There are many ways to control a motor’s speed. For some applications it’s sufficient to turn the motor on or off via a switch or transistor. For more critical applications, the motors speed and direction should stay close to the target values- even when load is applied.
Kyle, a budding robot enthusiast (he’s 11 years old), is currently investigating different methods of locomotion. For his robot projects, he and his dad have used continuous rotation servos, as well as car motors driven by speed controllers. For his latest project, he chose to measure the motors speed using a quadrature encoder and to drive the motor via an H-bridge. A quadrature encoder outputs 2 signals whose frequency and phase correspond to the motor’s speed and direction- this technology is used in most non-optical mice. An H-bridge drives a motor at any speed and direction by varying the length and polarity of the power supplied to the motor. Driving an H-bridge requires at least 3 pins- forward, backward, and enable. Since all of these signals are time critical, and the control logic difficult to calculate empirically, Kyle faced quite a challenge.
To measure the motor’s speed and adjust it’s power, 2 inputs and 3 outputs needed to be monitored. Furthermore, the feedback loop for the controller- in this case a full PID controller, required debugging and tuning. Without the ability to see the IO signals or adjust the PID’s parameters, this project would have taken much more time than it did.

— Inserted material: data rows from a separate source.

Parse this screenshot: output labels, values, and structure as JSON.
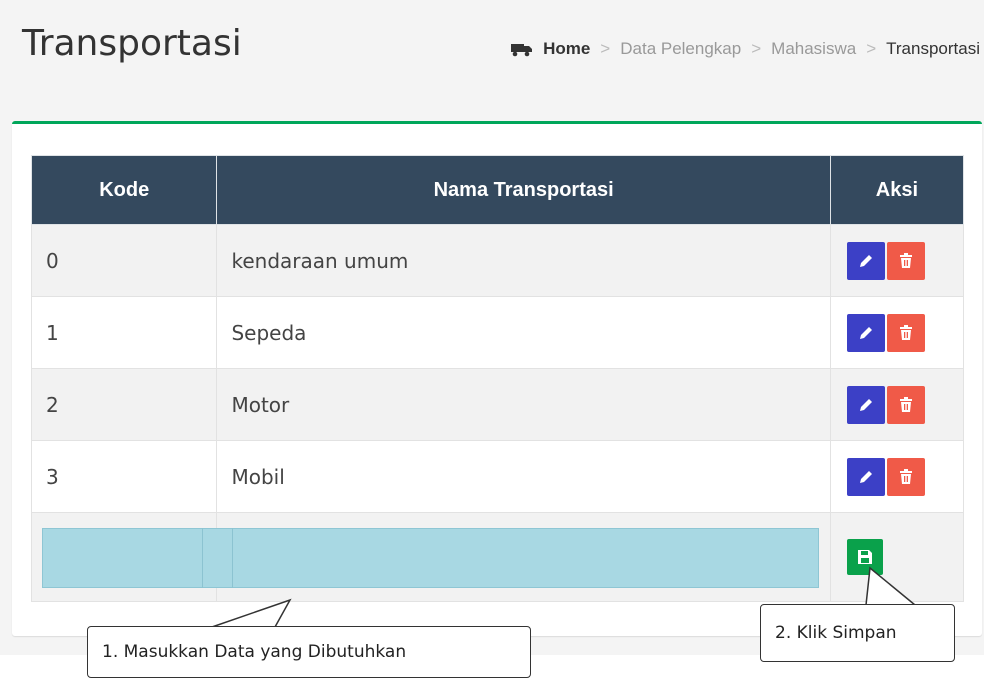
{
  "page": {
    "title": "Transportasi"
  },
  "breadcrumb": {
    "home": "Home",
    "level1": "Data Pelengkap",
    "level2": "Mahasiswa",
    "current": "Transportasi"
  },
  "table": {
    "headers": [
      "Kode",
      "Nama Transportasi",
      "Aksi"
    ],
    "rows": [
      {
        "kode": "0",
        "nama": "kendaraan umum"
      },
      {
        "kode": "1",
        "nama": "Sepeda"
      },
      {
        "kode": "2",
        "nama": "Motor"
      },
      {
        "kode": "3",
        "nama": "Mobil"
      }
    ],
    "new_row": {
      "kode_value": "",
      "nama_value": ""
    }
  },
  "annotations": {
    "step1": "1.  Masukkan Data yang Dibutuhkan",
    "step2": "2.  Klik Simpan"
  },
  "colors": {
    "header_bg": "#34495e",
    "box_accent": "#00a65a",
    "edit": "#3c40c6",
    "delete": "#f05a48",
    "save": "#0aa14b",
    "input_highlight": "#a8d8e3"
  },
  "icons": {
    "breadcrumb": "truck-icon",
    "edit": "pencil-icon",
    "delete": "trash-icon",
    "save": "floppy-disk-icon"
  }
}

Once the hardware was ready, Kyle was ready to tune and debug the controller. At first, he used Viewport to inspect the Quadrature Encoder signals. Once he understood how the phase determined the motor’s direction, he came up with an Assembly program to measure rpm on multiple motors and to drive the H-bridge for a given value. What was left was tuning the PID loop. A PID loop takes 3 parameters- the gain multipliers for the Proportional error, the Differential error, and the Integral error. Kyle used Viewport’s scrollbar to manipulate these parameters while monitoring the motor’s performance. He started by increasing the P constant, then adding I and D to yield a controller which accurately and quickly kept the motor at the desired speed.